June 24 (Reuters) - French unions staged nationwide strikes on Thursday in protest at government plans to raise the retirement age to 62 and reform state pensions, and organisers predicted more than a million workers would take to the streets.
European Union figures show the average exit age from the labour market is 61 in Greece, 62 in Germany and 59.4 in France.
Here are details of some of the changes planned in retirement following austerity measures around Europe:
— Raising France’s statutory retirement age, which at 60 is one of the EU’s lowest, is the linchpin of a reform plan.
— The retirement age will rise gradually for people born after 1950 by four months a year to 62 in 2018. This measure will kick in from July 2011. It overturns a Socialist policy introduced by the late President Francois Mitterrand in 1983.
— President Nicolas Sarkozy hopes reform will convince investors he is serious about cleaning up state finances, which are set to register record deficit and debt levels in 2010.
— Pension reform will be a major test of the government’s resolve to put derailed public finances back on track, with a draft law expected this week amid strong domestic opposition.
— The EU and the IMF have imposed strict guidelines including raising women’s retirement age from 60 to 65 matching that of men, and imposing penalties on early retirement.
— With perks including early retirement for hundreds of supposedly “arduous” professions such as hairdressers, butchers and cheese factory workers, the pension system has cost the debt-choked nation about 12 percent of gross domestic product.
The new Conservative-Liberal Democrat government confirmed in its emergency budget on June 22 it would review accelerating the increase in the state pension age to 66.
— “We are also planning to review the date at which the state pension age starts to rise to 66,” Works and Pensions Secretary Duncan Smith said, adding “we also have to think about the pace of change as we move beyond 66”. — A BBC report on Thursday said the increase may be enforced as early as 2016, but the Department for Work and Pensions declined to comment on Thursday.
An incoming Dutch government must focus on cutting spending, wind down stimulus measures and adopt much-needed structural reforms, the Organisation for Economic Cooperation and Development (OECD) said on June 16.
— The OECD proposed a number of austerity and reform measures that would help cut the budget deficit, including a hike in the retirement age to 67 from 65 as quickly as possible.
Italy’s cabinet agreed on June 10 to raise the retirement age for women working in the public sector to 65 from 2012 to bring it in line with that for men, as requested by the EU, the welfare minister said.
— Men and women in the public and private sectors can still retire before 65 if they have worked for long enough under a system which combines workers’ age with the number of years of pension contributions paid.
— The measures had no implications for private sector workers, where the average retirement age is around 61.
— The government faces growing anger over steps taken to rein in the public deficit.
— Prime Minister Jose Luis Rodriguez Zapatero tested the waters on pension reform in February when he announced plans to to raise the retirement age to 67 from 65, causing widespread outrage among Spaniards.
— The Spanish government hopes to hold cross-party talks by autumn on pension reform.
Last December the regular budget delivered savings of more than 4 billion euros.
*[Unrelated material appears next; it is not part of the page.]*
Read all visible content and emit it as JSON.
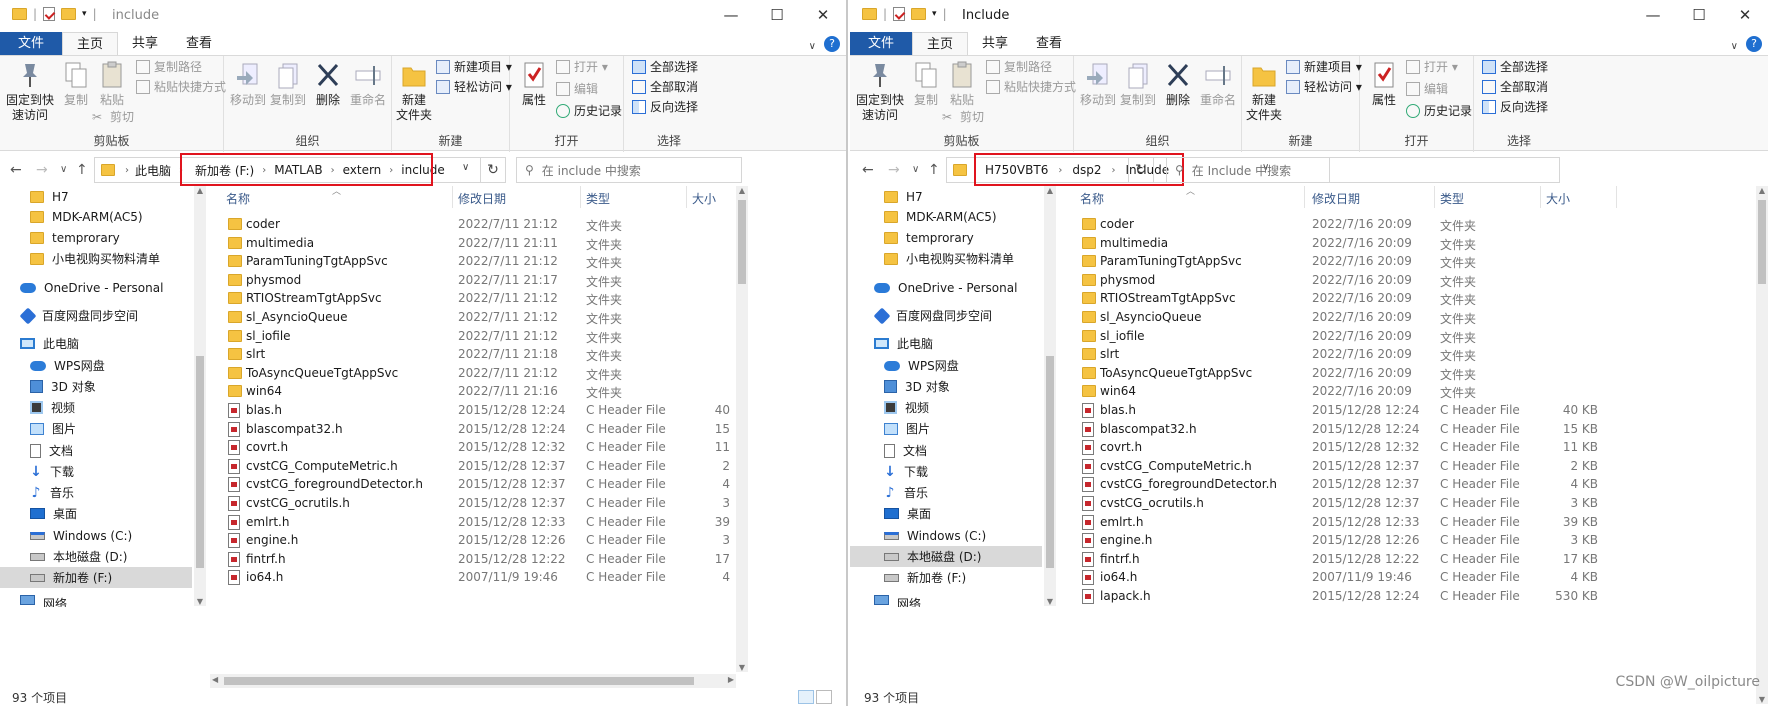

It also announced from 2010 an increase in the minimum public service pension age to 66 from 65, with a maximum retirement age of 70.
Germany’s upper house of parliament in 2007 gave final approval to a measure for a gradually phased increase in the retirement age to 67 from 65. Under the reform, the increase is to take effect in steps between 2012 and 2029.